[MATERIAL TO PROCESS]
--

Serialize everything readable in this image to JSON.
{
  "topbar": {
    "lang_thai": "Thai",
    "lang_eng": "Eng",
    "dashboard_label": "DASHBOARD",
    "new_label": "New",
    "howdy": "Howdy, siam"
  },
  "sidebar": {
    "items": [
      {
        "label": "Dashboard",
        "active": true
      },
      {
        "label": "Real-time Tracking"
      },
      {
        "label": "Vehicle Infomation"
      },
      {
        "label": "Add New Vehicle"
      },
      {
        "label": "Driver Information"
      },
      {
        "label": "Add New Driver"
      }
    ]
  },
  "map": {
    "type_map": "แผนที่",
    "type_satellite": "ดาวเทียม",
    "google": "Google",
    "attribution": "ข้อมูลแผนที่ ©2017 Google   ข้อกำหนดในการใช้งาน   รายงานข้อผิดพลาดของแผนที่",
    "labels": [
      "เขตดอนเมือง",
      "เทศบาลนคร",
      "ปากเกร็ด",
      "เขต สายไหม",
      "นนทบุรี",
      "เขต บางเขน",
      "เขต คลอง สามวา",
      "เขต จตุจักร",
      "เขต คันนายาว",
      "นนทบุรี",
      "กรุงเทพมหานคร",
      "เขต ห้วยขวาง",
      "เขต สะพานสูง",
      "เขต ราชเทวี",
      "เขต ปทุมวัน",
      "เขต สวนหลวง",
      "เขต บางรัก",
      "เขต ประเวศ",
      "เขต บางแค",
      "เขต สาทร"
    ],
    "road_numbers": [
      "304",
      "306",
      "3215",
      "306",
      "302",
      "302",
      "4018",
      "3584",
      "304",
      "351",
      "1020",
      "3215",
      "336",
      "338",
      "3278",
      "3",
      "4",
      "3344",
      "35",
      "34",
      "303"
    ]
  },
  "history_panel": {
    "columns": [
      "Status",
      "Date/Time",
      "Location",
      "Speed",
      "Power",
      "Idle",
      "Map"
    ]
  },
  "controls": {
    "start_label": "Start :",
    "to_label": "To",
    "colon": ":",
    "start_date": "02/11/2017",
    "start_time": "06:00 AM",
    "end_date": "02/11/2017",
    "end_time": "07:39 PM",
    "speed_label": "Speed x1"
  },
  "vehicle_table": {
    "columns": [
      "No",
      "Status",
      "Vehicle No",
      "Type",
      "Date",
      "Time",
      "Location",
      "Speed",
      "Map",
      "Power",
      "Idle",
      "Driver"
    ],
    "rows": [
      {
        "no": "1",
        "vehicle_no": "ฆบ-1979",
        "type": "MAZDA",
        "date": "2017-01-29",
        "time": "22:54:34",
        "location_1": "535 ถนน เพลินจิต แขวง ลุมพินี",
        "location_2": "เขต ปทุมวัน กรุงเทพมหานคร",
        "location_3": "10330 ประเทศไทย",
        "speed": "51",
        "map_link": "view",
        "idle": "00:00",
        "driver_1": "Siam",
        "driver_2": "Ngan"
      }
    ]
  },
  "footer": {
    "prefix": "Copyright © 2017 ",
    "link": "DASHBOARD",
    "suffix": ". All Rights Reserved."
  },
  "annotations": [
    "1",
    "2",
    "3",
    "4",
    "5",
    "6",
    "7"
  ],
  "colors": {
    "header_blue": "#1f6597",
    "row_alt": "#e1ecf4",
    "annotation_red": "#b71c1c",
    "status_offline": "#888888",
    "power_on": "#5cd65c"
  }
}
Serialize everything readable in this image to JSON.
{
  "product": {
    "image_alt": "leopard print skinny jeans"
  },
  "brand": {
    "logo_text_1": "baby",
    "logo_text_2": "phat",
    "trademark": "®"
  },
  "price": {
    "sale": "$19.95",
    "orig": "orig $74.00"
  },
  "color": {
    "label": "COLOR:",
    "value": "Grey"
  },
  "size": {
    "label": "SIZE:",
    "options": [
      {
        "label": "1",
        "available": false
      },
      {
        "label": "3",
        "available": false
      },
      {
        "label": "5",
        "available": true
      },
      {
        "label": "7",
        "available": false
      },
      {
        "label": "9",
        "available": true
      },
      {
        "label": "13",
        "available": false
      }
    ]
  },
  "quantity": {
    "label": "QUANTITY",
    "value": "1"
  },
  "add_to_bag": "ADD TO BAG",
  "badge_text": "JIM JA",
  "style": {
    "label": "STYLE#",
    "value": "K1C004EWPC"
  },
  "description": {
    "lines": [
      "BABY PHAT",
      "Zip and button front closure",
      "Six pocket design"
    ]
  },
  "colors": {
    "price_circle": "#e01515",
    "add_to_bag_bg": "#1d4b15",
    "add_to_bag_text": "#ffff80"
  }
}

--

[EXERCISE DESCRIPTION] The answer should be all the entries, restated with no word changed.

[THE ANSWER]
Serialize everything readable in this image to JSON.
{
  "topbar": {
    "lang_thai": "Thai",
    "lang_eng": "Eng",
    "dashboard_label": "DASHBOARD",
    "new_label": "New",
    "howdy": "Howdy, siam"
  },
  "sidebar": {
    "items": [
      {
        "label": "Dashboard",
        "active": true
      },
      {
        "label": "Real-time Tracking"
      },
      {
        "label": "Vehicle Infomation"
      },
      {
        "label": "Add New Vehicle"
      },
      {
        "label": "Driver Information"
      },
      {
        "label": "Add New Driver"
      }
    ]
  },
  "map": {
    "type_map": "แผนที่",
    "type_satellite": "ดาวเทียม",
    "google": "Google",
    "attribution": "ข้อมูลแผนที่ ©2017 Google   ข้อกำหนดในการใช้งาน   รายงานข้อผิดพลาดของแผนที่",
    "labels": [
      "เขตดอนเมือง",
      "เทศบาลนคร",
      "ปากเกร็ด",
      "เขต สายไหม",
      "นนทบุรี",
      "เขต บางเขน",
      "เขต คลอง สามวา",
      "เขต จตุจักร",
      "เขต คันนายาว",
      "นนทบุรี",
      "กรุงเทพมหานคร",
      "เขต ห้วยขวาง",
      "เขต สะพานสูง",
      "เขต ราชเทวี",
      "เขต ปทุมวัน",
      "เขต สวนหลวง",
      "เขต บางรัก",
      "เขต ประเวศ",
      "เขต บางแค",
      "เขต สาทร"
    ],
    "road_numbers": [
      "304",
      "306",
      "3215",
      "306",
      "302",
      "302",
      "4018",
      "3584",
      "304",
      "351",
      "1020",
      "3215",
      "336",
      "338",
      "3278",
      "3",
      "4",
      "3344",
      "35",
      "34",
      "303"
    ]
  },
  "history_panel": {
    "columns": [
      "Status",
      "Date/Time",
      "Location",
      "Speed",
      "Power",
      "Idle",
      "Map"
    ]
  },
  "controls": {
    "start_label": "Start :",
    "to_label": "To",
    "colon": ":",
    "start_date": "02/11/2017",
    "start_time": "06:00 AM",
    "end_date": "02/11/2017",
    "end_time": "07:39 PM",
    "speed_label": "Speed x1"
  },
  "vehicle_table": {
    "columns": [
      "No",
      "Status",
      "Vehicle No",
      "Type",
      "Date",
      "Time",
      "Location",
      "Speed",
      "Map",
      "Power",
      "Idle",
      "Driver"
    ],
    "rows": [
      {
        "no": "1",
        "vehicle_no": "ฆบ-1979",
        "type": "MAZDA",
        "date": "2017-01-29",
        "time": "22:54:34",
        "location_1": "535 ถนน เพลินจิต แขวง ลุมพินี",
        "location_2": "เขต ปทุมวัน กรุงเทพมหานคร",
        "location_3": "10330 ประเทศไทย",
        "speed": "51",
        "map_link": "view",
        "idle": "00:00",
        "driver_1": "Siam",
        "driver_2": "Ngan"
      }
    ]
  },
  "footer": {
    "prefix": "Copyright © 2017 ",
    "link": "DASHBOARD",
    "suffix": ". All Rights Reserved."
  },
  "annotations": [
    "1",
    "2",
    "3",
    "4",
    "5",
    "6",
    "7"
  ],
  "colors": {
    "header_blue": "#1f6597",
    "row_alt": "#e1ecf4",
    "annotation_red": "#b71c1c",
    "status_offline": "#888888",
    "power_on": "#5cd65c"
  }
}
Serialize everything readable in this image to JSON.
{
  "product": {
    "image_alt": "leopard print skinny jeans"
  },
  "brand": {
    "logo_text_1": "baby",
    "logo_text_2": "phat",
    "trademark": "®"
  },
  "price": {
    "sale": "$19.95",
    "orig": "orig $74.00"
  },
  "color": {
    "label": "COLOR:",
    "value": "Grey"
  },
  "size": {
    "label": "SIZE:",
    "options": [
      {
        "label": "1",
        "available": false
      },
      {
        "label": "3",
        "available": false
      },
      {
        "label": "5",
        "available": true
      },
      {
        "label": "7",
        "available": false
      },
      {
        "label": "9",
        "available": true
      },
      {
        "label": "13",
        "available": false
      }
    ]
  },
  "quantity": {
    "label": "QUANTITY",
    "value": "1"
  },
  "add_to_bag": "ADD TO BAG",
  "badge_text": "JIM JA",
  "style": {
    "label": "STYLE#",
    "value": "K1C004EWPC"
  },
  "description": {
    "lines": [
      "BABY PHAT",
      "Zip and button front closure",
      "Six pocket design"
    ]
  },
  "colors": {
    "price_circle": "#e01515",
    "add_to_bag_bg": "#1d4b15",
    "add_to_bag_text": "#ffff80"
  }
}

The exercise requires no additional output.